#### Task
Pull every line with the word "bookmark" out of the entries below.

#### Material provided
━━━━━━━━━━━━━━━━━━━━━━━━━━━━━━

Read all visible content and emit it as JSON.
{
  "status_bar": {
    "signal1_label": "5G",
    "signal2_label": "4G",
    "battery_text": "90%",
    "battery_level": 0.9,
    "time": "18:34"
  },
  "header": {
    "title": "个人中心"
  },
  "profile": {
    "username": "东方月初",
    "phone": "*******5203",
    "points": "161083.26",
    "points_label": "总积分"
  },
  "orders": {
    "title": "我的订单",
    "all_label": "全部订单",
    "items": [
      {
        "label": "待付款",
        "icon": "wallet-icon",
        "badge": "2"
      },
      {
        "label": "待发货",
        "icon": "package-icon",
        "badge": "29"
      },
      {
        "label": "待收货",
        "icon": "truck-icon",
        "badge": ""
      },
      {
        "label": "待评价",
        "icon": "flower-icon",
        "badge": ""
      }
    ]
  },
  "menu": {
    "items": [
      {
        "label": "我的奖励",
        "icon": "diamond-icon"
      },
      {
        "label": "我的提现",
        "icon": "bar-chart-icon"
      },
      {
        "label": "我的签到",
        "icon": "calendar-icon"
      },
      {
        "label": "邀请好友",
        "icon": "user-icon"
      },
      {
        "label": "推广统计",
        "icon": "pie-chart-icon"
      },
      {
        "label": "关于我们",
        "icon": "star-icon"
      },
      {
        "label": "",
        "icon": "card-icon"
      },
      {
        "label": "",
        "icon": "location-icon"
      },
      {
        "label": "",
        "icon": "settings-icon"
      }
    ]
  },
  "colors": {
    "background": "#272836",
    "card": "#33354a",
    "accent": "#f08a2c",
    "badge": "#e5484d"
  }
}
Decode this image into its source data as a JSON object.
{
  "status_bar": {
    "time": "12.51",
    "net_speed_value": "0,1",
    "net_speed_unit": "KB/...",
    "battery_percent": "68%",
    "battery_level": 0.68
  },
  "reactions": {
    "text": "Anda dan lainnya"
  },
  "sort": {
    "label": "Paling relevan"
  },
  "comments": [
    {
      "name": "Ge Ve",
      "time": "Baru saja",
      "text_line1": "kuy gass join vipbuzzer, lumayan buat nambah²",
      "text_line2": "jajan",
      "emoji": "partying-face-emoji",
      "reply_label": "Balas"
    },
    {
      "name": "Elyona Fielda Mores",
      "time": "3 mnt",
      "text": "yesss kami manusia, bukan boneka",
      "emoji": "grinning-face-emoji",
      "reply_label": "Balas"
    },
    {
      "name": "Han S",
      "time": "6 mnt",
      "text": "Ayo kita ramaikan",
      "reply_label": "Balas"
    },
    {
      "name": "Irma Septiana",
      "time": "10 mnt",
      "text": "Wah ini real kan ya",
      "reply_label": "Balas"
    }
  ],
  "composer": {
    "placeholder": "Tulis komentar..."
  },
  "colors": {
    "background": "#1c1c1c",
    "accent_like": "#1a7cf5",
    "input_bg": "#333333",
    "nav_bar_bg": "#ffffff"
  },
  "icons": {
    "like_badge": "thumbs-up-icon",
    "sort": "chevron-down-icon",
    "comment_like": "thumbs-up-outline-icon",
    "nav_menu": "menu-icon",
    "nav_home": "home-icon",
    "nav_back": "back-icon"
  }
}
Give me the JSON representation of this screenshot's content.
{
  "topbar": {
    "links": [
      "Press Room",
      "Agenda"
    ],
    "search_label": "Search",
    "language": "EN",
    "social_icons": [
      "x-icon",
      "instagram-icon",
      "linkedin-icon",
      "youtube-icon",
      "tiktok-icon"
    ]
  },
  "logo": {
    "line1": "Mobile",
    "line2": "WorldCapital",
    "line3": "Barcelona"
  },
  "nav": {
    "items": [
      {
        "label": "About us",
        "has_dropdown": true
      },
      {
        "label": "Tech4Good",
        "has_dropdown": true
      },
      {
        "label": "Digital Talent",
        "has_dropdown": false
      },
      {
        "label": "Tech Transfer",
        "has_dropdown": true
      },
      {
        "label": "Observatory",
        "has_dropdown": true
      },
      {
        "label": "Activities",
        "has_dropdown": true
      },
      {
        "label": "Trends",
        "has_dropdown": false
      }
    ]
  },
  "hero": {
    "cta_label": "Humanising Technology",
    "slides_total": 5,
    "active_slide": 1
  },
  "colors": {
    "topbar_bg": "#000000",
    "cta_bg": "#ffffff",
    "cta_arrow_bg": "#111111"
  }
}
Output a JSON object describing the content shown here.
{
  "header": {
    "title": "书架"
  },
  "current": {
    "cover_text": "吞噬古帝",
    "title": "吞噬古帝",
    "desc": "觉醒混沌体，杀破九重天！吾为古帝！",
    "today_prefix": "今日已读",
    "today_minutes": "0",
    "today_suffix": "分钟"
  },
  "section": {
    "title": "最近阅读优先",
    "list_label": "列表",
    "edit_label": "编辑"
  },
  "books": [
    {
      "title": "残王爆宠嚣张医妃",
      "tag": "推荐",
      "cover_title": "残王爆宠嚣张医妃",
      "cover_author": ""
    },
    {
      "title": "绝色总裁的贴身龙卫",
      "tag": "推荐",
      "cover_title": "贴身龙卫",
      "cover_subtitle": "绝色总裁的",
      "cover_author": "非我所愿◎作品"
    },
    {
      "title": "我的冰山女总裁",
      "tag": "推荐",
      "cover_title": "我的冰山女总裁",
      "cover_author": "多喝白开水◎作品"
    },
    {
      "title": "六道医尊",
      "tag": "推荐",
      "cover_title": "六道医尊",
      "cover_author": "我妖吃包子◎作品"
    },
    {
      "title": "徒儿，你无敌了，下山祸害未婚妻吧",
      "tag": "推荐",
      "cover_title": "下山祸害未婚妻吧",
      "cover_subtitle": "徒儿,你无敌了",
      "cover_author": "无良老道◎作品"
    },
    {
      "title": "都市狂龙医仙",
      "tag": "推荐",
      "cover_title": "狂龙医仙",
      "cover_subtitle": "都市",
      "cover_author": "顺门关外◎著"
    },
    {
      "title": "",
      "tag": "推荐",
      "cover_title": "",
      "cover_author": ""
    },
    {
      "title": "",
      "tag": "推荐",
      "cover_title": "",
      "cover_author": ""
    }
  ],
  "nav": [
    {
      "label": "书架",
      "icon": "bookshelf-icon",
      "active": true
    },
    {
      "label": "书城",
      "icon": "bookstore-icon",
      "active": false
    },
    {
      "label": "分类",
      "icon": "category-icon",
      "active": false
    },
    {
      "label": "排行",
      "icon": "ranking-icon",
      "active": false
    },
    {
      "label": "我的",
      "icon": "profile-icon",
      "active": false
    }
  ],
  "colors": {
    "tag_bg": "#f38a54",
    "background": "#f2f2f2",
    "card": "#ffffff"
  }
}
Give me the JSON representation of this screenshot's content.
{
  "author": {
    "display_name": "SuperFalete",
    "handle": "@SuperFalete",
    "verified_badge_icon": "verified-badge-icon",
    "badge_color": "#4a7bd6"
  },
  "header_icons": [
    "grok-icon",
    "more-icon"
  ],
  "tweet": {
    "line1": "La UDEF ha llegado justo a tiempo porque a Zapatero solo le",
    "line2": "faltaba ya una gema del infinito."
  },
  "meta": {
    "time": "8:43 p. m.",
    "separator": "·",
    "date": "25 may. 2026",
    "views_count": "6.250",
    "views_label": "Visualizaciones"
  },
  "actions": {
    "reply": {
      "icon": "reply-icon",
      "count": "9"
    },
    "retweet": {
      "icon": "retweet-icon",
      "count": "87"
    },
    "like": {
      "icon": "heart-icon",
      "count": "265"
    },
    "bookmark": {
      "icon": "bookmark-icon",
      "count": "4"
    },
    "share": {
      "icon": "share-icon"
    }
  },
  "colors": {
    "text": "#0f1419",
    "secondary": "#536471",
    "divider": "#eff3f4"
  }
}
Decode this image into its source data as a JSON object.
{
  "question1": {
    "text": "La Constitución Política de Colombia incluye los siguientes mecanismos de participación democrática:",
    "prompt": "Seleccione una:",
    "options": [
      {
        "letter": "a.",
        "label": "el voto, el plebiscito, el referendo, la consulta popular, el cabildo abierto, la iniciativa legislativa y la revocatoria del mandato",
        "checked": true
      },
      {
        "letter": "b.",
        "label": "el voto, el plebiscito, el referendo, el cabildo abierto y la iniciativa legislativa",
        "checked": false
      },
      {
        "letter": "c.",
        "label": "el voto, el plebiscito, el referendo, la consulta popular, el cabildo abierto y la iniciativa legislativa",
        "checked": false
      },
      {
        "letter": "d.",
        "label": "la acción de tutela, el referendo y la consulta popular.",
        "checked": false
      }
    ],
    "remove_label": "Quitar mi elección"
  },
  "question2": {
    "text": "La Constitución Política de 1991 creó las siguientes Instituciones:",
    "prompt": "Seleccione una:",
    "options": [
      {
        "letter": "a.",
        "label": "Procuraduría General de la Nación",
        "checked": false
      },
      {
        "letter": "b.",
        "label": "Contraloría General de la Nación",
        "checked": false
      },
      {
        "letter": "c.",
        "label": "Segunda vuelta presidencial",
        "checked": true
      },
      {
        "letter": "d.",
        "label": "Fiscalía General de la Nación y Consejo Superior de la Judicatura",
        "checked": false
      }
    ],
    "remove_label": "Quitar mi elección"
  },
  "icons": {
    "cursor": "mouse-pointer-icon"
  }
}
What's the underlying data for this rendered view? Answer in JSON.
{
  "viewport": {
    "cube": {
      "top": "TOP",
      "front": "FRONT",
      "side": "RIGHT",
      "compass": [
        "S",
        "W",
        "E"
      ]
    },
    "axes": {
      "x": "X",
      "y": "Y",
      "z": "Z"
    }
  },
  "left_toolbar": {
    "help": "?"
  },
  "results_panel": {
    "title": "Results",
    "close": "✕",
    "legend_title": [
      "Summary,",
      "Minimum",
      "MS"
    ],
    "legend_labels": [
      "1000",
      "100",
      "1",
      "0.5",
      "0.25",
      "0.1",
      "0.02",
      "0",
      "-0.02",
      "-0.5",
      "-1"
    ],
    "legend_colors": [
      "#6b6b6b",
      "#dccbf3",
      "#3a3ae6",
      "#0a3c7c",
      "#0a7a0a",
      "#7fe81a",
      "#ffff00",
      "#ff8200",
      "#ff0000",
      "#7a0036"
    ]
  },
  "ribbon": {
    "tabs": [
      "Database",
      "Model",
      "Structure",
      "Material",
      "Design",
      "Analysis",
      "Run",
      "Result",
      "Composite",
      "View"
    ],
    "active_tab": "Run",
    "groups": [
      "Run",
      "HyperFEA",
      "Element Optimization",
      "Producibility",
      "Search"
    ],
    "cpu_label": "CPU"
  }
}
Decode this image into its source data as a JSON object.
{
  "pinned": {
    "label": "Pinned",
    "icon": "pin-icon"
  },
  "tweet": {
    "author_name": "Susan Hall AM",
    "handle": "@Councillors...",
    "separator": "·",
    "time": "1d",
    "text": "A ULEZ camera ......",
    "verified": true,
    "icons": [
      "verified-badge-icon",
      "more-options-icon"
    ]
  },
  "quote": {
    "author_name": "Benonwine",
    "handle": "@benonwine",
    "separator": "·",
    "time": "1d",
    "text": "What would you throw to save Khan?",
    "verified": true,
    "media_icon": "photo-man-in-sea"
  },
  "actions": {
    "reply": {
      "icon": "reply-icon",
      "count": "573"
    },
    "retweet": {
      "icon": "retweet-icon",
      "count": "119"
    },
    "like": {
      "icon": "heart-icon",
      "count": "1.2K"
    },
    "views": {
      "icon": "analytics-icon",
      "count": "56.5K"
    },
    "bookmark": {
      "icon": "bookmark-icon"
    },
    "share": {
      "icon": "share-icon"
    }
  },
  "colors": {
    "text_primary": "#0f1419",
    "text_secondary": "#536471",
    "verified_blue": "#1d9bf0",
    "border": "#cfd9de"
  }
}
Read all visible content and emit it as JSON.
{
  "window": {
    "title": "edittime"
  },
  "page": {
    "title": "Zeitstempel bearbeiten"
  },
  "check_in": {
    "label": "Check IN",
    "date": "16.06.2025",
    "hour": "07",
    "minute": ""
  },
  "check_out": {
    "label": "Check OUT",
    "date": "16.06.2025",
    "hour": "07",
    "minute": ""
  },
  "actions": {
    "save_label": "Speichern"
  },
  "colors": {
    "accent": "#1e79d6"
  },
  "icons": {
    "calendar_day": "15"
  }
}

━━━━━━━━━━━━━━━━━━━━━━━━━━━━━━

#### Answer for the task
    "bookmark": {
      "icon": "bookmark-icon",
    "bookmark": {
      "icon": "bookmark-icon"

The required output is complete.